This is the seat of the Biddulph family; it was built in the early sixteenth century, probably to replace an earlier Saxon, possibly fortified, house that has been identified on Bailey's Hill, to the south west of the Old Hall. It was partially destroyed in the Civil War, by the immense cannon Roaring Meg - some of whose cannonballs have been discovered in the nearbly millpond of Biddulph Old Mill (by the Talbot).
My clearest memories of the Old Hall is driving from Biddulph to Congleton when I was about six; it was winter and the view of the hunting tower of the road was excellent. I remember that when we came back that way later on in the day and it had been snowing quite heavily; the snow had outlined the tower and the sunshine was glinting off it - it was simply stunning.
My mum has also told me that when she was a young girl in the sixties and seventies there was a Buddhist commune living in... Read more
Massie Harper - Licensee.
In my early teens I spent the war years living in this hotel, when my grandfather was the licensee. I believe he held the licence from 1874 to 1943 - a time record I suspect but I cannot confirm this.
He was well known in his time for being an alderman for, I gather, some 40 years. He died still Chairman of the Council's Finance Committee. But he was never mayor as he believed that a licensed victualler should not hold that office.
In his time he'd been a successful jockey and 'gentleman rider' - in fact, riding was in his genes since his grandfather was Lester Piggott's great-great-grandfather.
One of the hotel's days of fame in the Second World War was when Prince Bernhard of the Netherlands took the salute of the Dutch army (which was based around Congleton at that time) from the steps of the hotel.
I have lovely memories of playing in the park during summer and winter, the big high slide was like no other, I remember picking blue bells in the woods, there were
hundreds of them, and in winter we used to slide down the bank on 'Hankies' field in the deep snow, I think there was also a little pond in the park with goldfish in.
Queen's Head, Park Lane

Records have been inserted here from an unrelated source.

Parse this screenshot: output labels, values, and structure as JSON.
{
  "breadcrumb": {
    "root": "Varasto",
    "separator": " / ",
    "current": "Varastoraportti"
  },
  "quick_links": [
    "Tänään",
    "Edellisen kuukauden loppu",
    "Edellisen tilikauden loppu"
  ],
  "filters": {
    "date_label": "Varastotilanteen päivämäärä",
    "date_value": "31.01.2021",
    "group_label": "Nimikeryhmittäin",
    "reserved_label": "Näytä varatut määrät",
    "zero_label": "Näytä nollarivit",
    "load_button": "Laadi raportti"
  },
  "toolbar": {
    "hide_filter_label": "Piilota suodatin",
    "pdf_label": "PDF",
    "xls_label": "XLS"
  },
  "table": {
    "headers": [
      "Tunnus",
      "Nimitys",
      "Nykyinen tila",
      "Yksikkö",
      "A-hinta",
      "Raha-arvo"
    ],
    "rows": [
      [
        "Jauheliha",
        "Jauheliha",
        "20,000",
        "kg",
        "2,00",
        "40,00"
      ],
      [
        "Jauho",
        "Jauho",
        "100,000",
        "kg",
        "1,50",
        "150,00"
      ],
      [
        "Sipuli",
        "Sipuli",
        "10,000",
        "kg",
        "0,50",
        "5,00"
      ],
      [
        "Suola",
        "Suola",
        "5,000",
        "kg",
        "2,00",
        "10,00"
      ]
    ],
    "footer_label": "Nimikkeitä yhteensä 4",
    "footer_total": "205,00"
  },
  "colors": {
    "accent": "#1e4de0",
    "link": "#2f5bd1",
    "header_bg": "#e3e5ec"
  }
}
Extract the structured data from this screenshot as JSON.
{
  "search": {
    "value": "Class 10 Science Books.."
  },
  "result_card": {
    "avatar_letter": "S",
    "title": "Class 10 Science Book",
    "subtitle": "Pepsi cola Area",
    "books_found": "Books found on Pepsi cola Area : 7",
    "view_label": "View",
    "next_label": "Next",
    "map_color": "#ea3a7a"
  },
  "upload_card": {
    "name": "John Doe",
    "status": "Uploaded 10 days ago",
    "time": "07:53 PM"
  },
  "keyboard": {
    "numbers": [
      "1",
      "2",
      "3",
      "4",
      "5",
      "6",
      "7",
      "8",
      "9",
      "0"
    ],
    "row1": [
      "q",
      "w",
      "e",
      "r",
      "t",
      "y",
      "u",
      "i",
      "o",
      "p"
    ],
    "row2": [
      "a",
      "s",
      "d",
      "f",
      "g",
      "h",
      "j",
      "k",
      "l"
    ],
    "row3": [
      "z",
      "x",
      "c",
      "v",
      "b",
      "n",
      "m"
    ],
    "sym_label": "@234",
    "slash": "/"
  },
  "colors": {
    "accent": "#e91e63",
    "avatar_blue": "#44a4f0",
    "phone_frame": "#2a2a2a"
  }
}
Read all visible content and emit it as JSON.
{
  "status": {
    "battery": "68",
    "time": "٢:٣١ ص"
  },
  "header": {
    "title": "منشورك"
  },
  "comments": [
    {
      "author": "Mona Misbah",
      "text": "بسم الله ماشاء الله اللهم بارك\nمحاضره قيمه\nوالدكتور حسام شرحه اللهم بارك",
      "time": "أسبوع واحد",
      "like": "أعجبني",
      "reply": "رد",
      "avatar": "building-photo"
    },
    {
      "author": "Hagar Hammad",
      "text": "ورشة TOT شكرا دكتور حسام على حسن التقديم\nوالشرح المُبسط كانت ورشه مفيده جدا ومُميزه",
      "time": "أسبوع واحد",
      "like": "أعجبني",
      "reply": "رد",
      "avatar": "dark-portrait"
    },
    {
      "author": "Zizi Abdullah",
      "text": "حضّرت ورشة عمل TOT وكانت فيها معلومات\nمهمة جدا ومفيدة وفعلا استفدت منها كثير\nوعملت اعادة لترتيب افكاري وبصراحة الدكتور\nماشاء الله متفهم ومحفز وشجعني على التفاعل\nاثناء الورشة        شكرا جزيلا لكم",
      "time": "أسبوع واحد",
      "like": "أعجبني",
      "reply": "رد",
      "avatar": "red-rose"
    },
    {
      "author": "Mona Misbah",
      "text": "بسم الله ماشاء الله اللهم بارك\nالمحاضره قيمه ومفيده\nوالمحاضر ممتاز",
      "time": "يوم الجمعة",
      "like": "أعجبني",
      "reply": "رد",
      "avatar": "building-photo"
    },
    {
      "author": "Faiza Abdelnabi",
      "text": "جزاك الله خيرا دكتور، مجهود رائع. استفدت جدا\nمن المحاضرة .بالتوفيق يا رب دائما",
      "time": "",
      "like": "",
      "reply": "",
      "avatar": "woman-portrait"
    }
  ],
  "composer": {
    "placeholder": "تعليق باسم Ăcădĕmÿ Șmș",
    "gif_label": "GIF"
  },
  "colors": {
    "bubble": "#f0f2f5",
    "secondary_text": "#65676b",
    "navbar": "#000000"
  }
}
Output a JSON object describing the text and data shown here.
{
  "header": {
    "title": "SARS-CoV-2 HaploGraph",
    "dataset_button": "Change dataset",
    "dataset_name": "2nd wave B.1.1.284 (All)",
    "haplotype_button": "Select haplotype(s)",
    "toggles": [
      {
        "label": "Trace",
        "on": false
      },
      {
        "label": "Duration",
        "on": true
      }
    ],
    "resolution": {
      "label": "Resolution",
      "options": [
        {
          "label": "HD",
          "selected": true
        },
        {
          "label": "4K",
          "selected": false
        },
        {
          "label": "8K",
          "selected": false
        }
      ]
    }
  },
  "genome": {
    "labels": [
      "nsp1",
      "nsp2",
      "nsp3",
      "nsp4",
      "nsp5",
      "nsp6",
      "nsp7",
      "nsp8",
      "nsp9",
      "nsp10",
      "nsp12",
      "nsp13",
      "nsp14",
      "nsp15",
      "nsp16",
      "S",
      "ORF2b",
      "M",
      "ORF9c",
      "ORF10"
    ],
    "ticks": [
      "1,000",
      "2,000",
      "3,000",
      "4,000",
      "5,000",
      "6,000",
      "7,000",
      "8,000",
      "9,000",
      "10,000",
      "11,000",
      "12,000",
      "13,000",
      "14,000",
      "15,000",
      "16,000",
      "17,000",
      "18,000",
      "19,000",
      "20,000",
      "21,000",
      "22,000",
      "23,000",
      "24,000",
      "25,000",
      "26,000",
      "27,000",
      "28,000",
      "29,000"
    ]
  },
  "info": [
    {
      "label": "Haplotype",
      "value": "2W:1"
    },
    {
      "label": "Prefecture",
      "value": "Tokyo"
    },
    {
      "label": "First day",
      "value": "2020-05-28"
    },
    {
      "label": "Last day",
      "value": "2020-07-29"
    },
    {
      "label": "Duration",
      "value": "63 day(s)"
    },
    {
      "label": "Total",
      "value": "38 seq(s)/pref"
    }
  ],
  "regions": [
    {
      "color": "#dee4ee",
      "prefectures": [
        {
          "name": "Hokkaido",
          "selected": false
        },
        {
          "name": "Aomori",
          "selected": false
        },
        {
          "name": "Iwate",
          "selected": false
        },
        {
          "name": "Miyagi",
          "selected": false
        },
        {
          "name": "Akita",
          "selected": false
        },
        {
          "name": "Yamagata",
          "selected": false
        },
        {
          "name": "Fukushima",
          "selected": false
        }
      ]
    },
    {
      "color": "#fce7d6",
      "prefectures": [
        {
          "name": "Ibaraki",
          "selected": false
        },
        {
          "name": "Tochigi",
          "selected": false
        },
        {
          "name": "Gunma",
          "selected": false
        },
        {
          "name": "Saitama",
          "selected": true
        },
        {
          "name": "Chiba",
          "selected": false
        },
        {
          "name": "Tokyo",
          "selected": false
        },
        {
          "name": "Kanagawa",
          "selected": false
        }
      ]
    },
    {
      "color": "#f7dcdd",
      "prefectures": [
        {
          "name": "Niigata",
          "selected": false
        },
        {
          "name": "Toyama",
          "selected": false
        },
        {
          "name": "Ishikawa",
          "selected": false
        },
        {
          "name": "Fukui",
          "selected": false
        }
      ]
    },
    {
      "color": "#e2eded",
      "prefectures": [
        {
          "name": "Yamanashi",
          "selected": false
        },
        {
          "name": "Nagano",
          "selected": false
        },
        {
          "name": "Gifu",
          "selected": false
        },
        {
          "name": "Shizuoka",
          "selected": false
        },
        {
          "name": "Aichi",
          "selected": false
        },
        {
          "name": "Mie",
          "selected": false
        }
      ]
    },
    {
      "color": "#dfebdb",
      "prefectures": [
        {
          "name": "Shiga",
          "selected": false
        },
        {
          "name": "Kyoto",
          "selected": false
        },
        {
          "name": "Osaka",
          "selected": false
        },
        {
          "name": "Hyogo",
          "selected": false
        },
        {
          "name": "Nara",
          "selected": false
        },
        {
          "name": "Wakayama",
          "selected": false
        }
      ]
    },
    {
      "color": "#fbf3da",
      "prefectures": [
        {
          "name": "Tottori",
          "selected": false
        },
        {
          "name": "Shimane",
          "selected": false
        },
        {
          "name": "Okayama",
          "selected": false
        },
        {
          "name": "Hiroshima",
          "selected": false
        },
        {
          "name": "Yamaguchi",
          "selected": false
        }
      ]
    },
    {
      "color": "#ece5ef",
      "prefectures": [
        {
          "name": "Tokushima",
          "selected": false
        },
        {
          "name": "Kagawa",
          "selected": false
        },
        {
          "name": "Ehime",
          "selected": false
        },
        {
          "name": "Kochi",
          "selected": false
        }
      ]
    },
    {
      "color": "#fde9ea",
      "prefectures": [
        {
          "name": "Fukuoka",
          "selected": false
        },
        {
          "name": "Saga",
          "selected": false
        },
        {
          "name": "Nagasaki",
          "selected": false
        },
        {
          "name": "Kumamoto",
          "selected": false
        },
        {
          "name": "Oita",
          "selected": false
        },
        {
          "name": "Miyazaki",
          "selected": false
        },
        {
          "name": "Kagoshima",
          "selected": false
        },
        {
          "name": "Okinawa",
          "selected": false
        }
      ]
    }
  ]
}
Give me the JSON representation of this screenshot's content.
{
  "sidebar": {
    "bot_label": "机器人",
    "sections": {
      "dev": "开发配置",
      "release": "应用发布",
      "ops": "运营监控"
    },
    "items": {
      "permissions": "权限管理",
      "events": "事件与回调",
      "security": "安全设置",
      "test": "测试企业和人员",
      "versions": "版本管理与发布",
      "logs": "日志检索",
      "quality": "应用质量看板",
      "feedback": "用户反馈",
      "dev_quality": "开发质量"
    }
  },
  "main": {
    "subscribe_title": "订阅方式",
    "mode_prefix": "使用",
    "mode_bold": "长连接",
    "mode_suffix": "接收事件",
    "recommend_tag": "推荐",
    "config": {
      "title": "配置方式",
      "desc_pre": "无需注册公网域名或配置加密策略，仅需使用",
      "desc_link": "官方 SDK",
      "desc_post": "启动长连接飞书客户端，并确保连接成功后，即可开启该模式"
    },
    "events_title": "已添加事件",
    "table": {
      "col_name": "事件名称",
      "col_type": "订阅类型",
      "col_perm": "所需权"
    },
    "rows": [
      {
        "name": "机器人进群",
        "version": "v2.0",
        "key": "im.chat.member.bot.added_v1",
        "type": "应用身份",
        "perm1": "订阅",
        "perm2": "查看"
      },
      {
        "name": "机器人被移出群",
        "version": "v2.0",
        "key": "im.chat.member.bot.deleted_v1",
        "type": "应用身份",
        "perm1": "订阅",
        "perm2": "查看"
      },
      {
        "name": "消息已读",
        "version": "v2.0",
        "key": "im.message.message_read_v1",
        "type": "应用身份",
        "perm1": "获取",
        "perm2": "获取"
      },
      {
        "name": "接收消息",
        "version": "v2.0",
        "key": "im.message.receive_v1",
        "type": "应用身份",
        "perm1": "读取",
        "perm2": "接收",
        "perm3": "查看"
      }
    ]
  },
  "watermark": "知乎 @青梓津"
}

My great-great-great-grandfather lived there and he owned The Railway which is next door, he changed the name from The Navigation to The Railway, his name was James Worth.
We used to come over from Conisbrough near Doncaster with my mam and dad, Raymond Dawson, who came from Buglawton, William Street if I remember, and every year we would watch the carnival and also walk up The Cloud.
Does anyone remember my late father, Raymond Dawson, he was a keen cyclist, he joined the RAF and ended up at Binbrook and Famagusta. He married a Margaret Turner from South Yorkshire, and went to live over there and became a coal miner. He passed away in 2005 aged 71. If anyone knew him, contact me his son, Shaun Dawson. email@example.com